Boxer Charles Ralph Boxer

An extract from the Preface of Charles Ralph Boxer: An Uncommon Life-Soldier, Historian, Teacher, Collector, Traveller, by Dauril Alden, Lisbon, 2001

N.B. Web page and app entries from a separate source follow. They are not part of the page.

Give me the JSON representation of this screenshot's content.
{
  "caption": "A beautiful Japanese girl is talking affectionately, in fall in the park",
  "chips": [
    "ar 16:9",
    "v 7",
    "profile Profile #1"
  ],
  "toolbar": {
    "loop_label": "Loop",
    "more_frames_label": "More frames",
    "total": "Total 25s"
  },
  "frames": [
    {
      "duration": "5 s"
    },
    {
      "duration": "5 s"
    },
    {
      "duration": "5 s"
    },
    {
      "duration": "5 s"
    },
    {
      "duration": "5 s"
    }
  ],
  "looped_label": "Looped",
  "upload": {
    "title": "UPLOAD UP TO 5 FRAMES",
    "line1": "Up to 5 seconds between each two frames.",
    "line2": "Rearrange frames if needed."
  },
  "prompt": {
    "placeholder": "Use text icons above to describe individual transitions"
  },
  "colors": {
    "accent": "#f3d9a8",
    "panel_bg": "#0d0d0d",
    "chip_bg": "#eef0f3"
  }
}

Charles Ralph (C.R.) Boxer was born on the Isle of Wight in 1904. On his father’s side, he was a descendant of an illustrious British family that had served in command positions in every British war since the French Revolution. While that family may have been of Huguenot origin, his mother’s hailed from Scotland. Her forebears became successful pastoralists in nineteenth century Tasmania and in Australia. As a young man who was the son of an officer who fell in France during World War I, Charles, like his elder brother, was destined to serve his country in its armed forces. Accordingly, he followed the customary progression from Wellington to Sandhurst and was commissioned in the British Army, but there he diverged from his colleagues, for he not only performed his military duties, he also became a respected scholar who initially specialized in the activities of the Portuguese and the Dutch in the Far East during the sixteenth and seventeenth centuries. In 1930. he fulfilled one of his ambitions when he was posted to Japan as a language officer. Having already studied French, Portuguese, Spanish and Dutch, he improved his working knowledge of Japanese there and, after a stint in the War Office, became a Japanese language intelligence officer in pre war Hong Kong. During the futile defense of Hong Kong he was severely wounded and was later convicted by a Japanese military court of a serious crime and sentenced to years at hard labor. Before his release at the end of the war, his illicit love match with his mistress became known around the world since it was featured in her best selling account of her adventures in China before and during the war. His reunion with the mother of his first daughter became the subject of newspaper articles from Hong Kong to New York City. One even depicted him as an international lover. His marriage to Mickey Hahn was celebrated by a national news magazine which displayed a full page article entitled “Boxer Makes an Honest Woman of Emily Hahn.” Although his military career ended soon after, Charles immediately began a new career as an academic. Despite the fact that he lacked the customary qualifications, he held chairs in leading universities on both sides of the Atlantic and lectured and taught at many others. Resuming his scholarly career, he broadened his interests to encompass a multitude of facets of Dutch and Portuguese imperial history from the early sixteenth to the beginning of the nineteenth centuries. By the time he put his pen down, he had written at least 335 books and articles and had given countless papers on five continents. Although his scholarship rested upon selecied use of a myriad of archives, much of it derived from the remarkable scholarly library of books, manuscripts, coins, and artifacts that he assembled. A relentless traveler, Charles Boxer garnered honors from Leiden to Macao, from Lisbon to Colombo. Throughout a remarkably industrious life that began in the 1920s and closed in the 1980s, Charles Boxer became one of Britain’s most illustrious scholars.